[Component data from apps and pages]
____

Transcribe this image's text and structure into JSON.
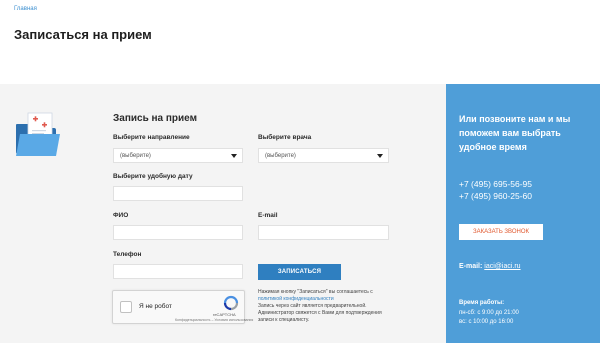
{
  "breadcrumb": "Главная",
  "page_title": "Записаться на прием",
  "form": {
    "title": "Запись на прием",
    "direction_label": "Выберите направление",
    "direction_value": "(выберите)",
    "doctor_label": "Выберите врача",
    "doctor_value": "(выберите)",
    "date_label": "Выберите удобную дату",
    "date_value": "",
    "fio_label": "ФИО",
    "fio_value": "",
    "email_label": "E-mail",
    "email_value": "",
    "phone_label": "Телефон",
    "phone_value": "",
    "submit_label": "ЗАПИСАТЬСЯ"
  },
  "captcha": {
    "label": "Я не робот",
    "brand": "reCAPTCHA",
    "links": "Конфиденциальность – Условия использования"
  },
  "disclaimer": {
    "part1": "Нажимая кнопку \"Записаться\" вы соглашаетесь с ",
    "link": "политикой конфиденциальности",
    "part2": "Запись через сайт является предварительной. Администратор свяжется с Вами для подтверждения записи к специалисту."
  },
  "right_panel": {
    "heading": "Или позвоните нам и мы поможем вам выбрать удобное время",
    "phones": [
      "+7 (495) 695-56-95",
      "+7 (495) 960-25-60"
    ],
    "callback_label": "ЗАКАЗАТЬ ЗВОНОК",
    "email_label": "E-mail:",
    "email_value": "iaci@iaci.ru",
    "hours_title": "Время работы:",
    "hours": [
      "пн-сб: с 9:00 до 21:00",
      "вс: с 10:00 до 16:00"
    ]
  },
  "colors": {
    "accent_blue": "#4f9ed8",
    "button_blue": "#2f7fc0",
    "callback_text": "#e0582e",
    "band_bg": "#f4f4f4"
  },
  "icons": [
    "folder-medical-icon",
    "chevron-down-icon",
    "recaptcha-icon"
  ]
}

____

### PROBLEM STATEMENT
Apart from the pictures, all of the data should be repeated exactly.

### RESULT OF THE TASK
Transcribe this image's text and structure into JSON.
{
  "breadcrumb": "Главная",
  "page_title": "Записаться на прием",
  "form": {
    "title": "Запись на прием",
    "direction_label": "Выберите направление",
    "direction_value": "(выберите)",
    "doctor_label": "Выберите врача",
    "doctor_value": "(выберите)",
    "date_label": "Выберите удобную дату",
    "date_value": "",
    "fio_label": "ФИО",
    "fio_value": "",
    "email_label": "E-mail",
    "email_value": "",
    "phone_label": "Телефон",
    "phone_value": "",
    "submit_label": "ЗАПИСАТЬСЯ"
  },
  "captcha": {
    "label": "Я не робот",
    "brand": "reCAPTCHA",
    "links": "Конфиденциальность – Условия использования"
  },
  "disclaimer": {
    "part1": "Нажимая кнопку \"Записаться\" вы соглашаетесь с ",
    "link": "политикой конфиденциальности",
    "part2": "Запись через сайт является предварительной. Администратор свяжется с Вами для подтверждения записи к специалисту."
  },
  "right_panel": {
    "heading": "Или позвоните нам и мы поможем вам выбрать удобное время",
    "phones": [
      "+7 (495) 695-56-95",
      "+7 (495) 960-25-60"
    ],
    "callback_label": "ЗАКАЗАТЬ ЗВОНОК",
    "email_label": "E-mail:",
    "email_value": "iaci@iaci.ru",
    "hours_title": "Время работы:",
    "hours": [
      "пн-сб: с 9:00 до 21:00",
      "вс: с 10:00 до 16:00"
    ]
  },
  "colors": {
    "accent_blue": "#4f9ed8",
    "button_blue": "#2f7fc0",
    "callback_text": "#e0582e",
    "band_bg": "#f4f4f4"
  },
  "icons": [
    "folder-medical-icon",
    "chevron-down-icon",
    "recaptcha-icon"
  ]
}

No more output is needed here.